Pray With Our Feet is a protest song written a few days after the mass shooting at Marjory Stoneman Douglas High School in Parkland, Florida. Based on a quotation by Rabbi Abraham Joshua Heschel, it speaks back to the shallow 'thoughts and prayers' and inaction of American politicians in face of ongoing mass shootings and gun violence.Read More
I’m convinced singing has a role to play in the moral and political struggles of this moment but it has been notably absent at protests and marches I’ve participated in over the past three years. What can we do? What is already being done? How might music enliven and sustain today’s movement and help us ‘sing a new world into being,’ as hymn writer Mary Louise Bringle invites?

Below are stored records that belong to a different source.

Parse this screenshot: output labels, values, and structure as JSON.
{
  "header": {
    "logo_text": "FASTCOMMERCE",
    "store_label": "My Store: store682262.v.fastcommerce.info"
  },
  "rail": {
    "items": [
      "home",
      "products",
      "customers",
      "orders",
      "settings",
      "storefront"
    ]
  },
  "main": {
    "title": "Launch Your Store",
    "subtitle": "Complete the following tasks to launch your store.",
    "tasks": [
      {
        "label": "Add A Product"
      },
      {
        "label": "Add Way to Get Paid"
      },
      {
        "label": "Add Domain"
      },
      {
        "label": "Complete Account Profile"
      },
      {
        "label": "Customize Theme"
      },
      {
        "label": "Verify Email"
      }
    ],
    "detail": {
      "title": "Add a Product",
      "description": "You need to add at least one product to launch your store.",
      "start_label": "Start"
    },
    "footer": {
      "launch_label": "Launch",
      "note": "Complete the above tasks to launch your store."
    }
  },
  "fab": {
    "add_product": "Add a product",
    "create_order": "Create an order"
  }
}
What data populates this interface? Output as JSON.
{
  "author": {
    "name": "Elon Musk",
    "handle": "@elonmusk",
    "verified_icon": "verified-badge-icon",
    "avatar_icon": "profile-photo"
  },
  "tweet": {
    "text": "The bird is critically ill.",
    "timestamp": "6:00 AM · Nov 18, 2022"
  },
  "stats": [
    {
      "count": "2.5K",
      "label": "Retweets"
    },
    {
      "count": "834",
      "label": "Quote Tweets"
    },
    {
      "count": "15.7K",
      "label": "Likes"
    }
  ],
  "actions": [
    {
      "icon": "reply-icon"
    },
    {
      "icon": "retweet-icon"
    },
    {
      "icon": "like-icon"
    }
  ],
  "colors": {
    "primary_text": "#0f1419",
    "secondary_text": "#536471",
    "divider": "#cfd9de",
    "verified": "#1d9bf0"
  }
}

I was honored to represent Music That Makes Community at launch of The Hymn Society's Center for Congregational Song, joining a group of 40 leaders in the field of song and hymn-writing to discuss the most important issues facing composers and writers in the church today. I was also invited to write a brief essay reflecting on the question, "What kinds of songs are needed for today's church to best intersect and witness to the world?"Read More
Living through trauma and transition is exhausting work, whether it's in the White House, our family, or faith community. How can we maintain the energy we need to be fully present, to play a positive and constructive role in the face of challenges and tension we face?Read More
Since last fall’s #blacklivesmatter protests in New York City, I have become more and more aware of the privilege our culture affords me as a white man. I have come to understand that I cannot speak on behalf of persons of color, as if I know best what others need or want. I have not walked in their shoes nor do I understand the challenges or hurdles many face on a daily basis – from subtle, demoralizing micro-aggressions to unwarranted scrutiny to police brutality like we saw at Spring Valley High School in South Carolina this week.
But I can support and help amplify voices of color that are speaking their truth. I can name and confront racism whenever and wherever I see it. I can advocate, work for systemic change, and seek justice and equality for all, especially black lives. It is not enough to simply pray for a better world but I am called to be God’s hands and feet. My faith requires me to leverage my privilege for the wider good. And God also calls me to encourage and inspire other privileged folk to action, especially in the church.Read More